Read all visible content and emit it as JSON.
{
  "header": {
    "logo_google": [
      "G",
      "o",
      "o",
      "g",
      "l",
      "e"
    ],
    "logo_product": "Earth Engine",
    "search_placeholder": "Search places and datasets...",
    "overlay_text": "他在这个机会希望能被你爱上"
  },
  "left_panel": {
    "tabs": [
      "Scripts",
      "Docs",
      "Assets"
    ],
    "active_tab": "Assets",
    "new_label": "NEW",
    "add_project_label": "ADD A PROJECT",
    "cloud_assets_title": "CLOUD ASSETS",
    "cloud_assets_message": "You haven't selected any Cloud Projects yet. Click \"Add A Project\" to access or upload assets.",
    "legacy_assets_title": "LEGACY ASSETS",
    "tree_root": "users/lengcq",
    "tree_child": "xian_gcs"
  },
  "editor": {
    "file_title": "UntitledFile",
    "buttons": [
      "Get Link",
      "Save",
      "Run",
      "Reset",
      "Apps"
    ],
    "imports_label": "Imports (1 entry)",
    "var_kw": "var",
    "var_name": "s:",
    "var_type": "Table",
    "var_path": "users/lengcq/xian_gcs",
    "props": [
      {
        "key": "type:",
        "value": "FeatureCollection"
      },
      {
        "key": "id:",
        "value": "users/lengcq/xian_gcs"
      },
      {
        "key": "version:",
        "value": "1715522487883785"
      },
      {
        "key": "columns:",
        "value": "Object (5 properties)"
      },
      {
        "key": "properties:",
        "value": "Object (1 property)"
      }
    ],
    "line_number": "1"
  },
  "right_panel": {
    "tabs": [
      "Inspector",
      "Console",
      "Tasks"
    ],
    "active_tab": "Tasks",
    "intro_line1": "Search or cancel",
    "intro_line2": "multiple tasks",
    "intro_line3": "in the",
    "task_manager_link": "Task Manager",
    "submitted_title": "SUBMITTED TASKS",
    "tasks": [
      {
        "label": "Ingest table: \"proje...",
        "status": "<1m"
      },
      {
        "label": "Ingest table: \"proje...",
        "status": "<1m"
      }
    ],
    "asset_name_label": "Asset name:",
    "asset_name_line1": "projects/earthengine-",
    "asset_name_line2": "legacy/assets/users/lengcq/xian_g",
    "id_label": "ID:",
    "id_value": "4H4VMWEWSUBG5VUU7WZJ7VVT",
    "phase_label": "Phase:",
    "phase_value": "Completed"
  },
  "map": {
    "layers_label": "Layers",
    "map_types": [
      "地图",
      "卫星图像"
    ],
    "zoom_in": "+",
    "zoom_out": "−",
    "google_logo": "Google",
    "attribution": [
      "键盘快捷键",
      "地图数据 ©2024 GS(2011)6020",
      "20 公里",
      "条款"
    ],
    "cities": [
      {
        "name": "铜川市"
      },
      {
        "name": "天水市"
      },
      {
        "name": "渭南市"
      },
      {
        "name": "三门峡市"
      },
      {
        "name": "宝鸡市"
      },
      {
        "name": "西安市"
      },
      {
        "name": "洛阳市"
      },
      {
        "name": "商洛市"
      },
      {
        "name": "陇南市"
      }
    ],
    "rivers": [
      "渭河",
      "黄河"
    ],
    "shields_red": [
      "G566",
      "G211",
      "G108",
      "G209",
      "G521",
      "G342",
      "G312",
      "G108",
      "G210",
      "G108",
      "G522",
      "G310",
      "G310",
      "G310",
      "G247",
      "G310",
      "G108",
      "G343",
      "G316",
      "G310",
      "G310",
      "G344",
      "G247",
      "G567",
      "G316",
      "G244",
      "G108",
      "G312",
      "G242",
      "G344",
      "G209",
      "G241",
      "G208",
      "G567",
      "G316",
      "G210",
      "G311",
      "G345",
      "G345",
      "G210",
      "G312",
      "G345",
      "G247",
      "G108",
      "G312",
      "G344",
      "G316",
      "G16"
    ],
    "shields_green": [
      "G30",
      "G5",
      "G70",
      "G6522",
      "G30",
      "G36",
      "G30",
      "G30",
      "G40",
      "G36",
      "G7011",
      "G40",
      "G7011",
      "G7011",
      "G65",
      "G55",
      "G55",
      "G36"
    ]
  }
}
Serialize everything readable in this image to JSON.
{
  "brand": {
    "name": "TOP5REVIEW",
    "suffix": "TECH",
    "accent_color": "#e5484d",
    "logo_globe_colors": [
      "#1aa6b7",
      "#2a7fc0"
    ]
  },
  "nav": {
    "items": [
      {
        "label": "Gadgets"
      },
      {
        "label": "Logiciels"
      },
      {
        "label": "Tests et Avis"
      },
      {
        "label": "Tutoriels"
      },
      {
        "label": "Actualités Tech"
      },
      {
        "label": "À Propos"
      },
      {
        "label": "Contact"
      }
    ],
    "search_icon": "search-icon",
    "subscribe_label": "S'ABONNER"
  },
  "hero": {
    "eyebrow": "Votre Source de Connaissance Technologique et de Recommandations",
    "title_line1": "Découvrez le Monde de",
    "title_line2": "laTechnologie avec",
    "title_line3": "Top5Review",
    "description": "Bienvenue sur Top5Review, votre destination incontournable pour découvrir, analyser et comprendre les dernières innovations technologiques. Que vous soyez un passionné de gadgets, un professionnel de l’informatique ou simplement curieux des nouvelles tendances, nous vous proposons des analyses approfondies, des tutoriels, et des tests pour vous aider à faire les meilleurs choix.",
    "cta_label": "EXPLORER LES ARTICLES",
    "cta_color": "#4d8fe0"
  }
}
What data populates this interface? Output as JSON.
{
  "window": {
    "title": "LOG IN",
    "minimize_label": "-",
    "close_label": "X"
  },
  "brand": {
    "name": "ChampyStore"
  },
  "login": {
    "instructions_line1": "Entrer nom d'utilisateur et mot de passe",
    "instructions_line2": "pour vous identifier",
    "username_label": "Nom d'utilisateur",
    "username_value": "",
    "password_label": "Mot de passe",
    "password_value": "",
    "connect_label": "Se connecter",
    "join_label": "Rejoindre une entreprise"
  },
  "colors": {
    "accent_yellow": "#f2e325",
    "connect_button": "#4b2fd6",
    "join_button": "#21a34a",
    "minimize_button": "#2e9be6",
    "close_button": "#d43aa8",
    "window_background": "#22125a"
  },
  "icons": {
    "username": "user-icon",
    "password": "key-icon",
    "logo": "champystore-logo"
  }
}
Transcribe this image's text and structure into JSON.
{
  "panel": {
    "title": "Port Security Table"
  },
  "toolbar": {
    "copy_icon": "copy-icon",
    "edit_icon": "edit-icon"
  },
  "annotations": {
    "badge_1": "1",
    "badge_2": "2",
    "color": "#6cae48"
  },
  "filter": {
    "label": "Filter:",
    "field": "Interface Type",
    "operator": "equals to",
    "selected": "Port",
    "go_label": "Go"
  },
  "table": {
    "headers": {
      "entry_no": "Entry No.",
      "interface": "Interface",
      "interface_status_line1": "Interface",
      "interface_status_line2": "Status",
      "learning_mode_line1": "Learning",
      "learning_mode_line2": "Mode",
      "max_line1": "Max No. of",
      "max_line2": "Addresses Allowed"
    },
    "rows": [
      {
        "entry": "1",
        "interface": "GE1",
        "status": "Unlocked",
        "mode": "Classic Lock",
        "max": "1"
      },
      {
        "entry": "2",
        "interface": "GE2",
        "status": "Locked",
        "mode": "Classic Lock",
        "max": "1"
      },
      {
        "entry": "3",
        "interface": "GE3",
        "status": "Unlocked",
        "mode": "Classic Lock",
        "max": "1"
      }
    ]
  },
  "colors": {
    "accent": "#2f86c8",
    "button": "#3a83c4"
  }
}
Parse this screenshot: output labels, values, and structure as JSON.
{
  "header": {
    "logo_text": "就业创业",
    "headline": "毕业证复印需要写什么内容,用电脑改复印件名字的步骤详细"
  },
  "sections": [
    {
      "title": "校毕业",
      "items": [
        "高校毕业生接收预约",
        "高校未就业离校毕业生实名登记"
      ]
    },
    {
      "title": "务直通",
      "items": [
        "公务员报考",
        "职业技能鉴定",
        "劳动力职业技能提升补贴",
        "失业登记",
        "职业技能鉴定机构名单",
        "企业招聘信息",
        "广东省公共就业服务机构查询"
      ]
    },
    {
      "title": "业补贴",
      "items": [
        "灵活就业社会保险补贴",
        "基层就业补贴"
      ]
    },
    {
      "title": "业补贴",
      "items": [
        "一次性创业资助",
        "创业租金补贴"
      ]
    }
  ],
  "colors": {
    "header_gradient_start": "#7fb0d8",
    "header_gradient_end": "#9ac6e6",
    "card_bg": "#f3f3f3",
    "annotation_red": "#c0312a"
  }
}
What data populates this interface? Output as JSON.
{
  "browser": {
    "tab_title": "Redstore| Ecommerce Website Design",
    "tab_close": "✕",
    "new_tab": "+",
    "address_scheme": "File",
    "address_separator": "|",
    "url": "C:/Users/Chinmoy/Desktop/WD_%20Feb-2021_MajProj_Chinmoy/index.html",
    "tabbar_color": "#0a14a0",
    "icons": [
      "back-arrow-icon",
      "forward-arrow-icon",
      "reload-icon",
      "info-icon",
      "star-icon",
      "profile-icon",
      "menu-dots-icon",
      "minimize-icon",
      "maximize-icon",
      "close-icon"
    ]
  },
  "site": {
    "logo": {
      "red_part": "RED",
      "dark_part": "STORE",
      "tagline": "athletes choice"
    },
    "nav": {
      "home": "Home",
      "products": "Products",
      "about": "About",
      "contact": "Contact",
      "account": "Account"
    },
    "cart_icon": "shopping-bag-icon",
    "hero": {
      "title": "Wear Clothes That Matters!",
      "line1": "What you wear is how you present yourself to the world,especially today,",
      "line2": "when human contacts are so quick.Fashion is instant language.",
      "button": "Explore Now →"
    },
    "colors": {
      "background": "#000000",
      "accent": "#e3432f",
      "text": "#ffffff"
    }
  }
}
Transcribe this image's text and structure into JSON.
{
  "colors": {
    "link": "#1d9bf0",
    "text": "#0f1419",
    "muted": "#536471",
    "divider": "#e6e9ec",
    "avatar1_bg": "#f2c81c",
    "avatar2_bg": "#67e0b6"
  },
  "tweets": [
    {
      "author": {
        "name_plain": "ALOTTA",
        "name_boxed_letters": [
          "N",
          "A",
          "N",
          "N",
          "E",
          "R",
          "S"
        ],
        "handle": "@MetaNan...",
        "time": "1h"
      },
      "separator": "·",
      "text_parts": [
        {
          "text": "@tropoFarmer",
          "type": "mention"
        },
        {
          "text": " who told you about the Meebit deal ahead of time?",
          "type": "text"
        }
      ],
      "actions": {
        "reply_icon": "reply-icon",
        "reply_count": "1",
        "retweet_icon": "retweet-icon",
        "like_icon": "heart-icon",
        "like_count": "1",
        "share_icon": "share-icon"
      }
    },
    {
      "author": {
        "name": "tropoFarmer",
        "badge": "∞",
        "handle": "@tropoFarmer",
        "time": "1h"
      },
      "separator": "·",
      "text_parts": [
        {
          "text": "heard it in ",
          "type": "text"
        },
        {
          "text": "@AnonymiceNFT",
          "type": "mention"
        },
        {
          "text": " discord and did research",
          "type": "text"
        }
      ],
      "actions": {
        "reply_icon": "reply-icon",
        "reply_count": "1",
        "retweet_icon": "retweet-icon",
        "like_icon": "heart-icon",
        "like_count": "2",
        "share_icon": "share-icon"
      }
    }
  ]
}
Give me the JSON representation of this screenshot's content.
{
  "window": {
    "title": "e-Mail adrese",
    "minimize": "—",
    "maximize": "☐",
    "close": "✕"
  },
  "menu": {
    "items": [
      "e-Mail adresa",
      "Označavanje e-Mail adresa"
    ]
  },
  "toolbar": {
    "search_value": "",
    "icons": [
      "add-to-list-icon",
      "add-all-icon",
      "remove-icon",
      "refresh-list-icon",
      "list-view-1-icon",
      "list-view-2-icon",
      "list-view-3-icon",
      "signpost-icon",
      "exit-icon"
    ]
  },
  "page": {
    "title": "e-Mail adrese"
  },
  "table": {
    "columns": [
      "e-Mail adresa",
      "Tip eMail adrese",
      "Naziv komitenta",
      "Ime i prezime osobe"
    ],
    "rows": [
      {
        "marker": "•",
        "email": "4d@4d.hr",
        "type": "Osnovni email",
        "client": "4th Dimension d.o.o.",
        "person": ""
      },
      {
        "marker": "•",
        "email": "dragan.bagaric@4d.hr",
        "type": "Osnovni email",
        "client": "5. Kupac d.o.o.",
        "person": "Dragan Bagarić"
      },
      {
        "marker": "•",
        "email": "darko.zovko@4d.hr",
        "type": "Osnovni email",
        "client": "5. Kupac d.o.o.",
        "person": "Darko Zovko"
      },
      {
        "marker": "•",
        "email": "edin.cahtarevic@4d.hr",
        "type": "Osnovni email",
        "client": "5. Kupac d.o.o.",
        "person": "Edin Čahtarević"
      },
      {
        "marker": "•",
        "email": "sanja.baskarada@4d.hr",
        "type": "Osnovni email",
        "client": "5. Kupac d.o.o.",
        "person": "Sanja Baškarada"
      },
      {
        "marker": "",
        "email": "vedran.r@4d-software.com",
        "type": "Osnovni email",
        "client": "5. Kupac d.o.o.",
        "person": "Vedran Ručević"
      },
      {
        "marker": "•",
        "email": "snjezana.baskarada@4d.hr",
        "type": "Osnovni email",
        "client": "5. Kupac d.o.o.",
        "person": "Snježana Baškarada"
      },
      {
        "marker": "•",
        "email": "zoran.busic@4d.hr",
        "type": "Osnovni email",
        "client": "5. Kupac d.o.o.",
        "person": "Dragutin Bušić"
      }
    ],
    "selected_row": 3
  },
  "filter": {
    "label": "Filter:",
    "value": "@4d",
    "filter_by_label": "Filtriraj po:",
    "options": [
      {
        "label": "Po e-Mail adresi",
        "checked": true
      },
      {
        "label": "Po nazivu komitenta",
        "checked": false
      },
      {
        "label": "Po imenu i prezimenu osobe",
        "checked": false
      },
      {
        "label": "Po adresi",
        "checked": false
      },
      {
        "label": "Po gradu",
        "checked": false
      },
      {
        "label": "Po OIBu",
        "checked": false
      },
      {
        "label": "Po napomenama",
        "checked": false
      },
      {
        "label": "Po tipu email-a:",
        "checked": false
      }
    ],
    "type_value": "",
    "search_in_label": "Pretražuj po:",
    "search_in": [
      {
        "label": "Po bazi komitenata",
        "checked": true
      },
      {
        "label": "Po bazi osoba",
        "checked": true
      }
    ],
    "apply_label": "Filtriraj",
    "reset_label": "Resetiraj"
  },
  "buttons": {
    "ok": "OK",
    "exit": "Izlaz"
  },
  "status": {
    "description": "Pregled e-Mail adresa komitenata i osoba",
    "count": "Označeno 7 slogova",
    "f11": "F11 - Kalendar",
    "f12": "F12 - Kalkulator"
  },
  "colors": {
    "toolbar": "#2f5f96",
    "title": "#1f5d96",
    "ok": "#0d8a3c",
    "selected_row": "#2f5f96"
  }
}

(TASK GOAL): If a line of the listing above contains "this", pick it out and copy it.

(EXERCISE RESULT):
Serialize everything readable in this image to JSON.
What data populates this interface? Output as JSON.
Transcribe this image's text and structure into JSON.
Parse this screenshot: output labels, values, and structure as JSON.
What data populates this interface? Output as JSON.
Transcribe this image's text and structure into JSON.
Give me the JSON representation of this screenshot's content.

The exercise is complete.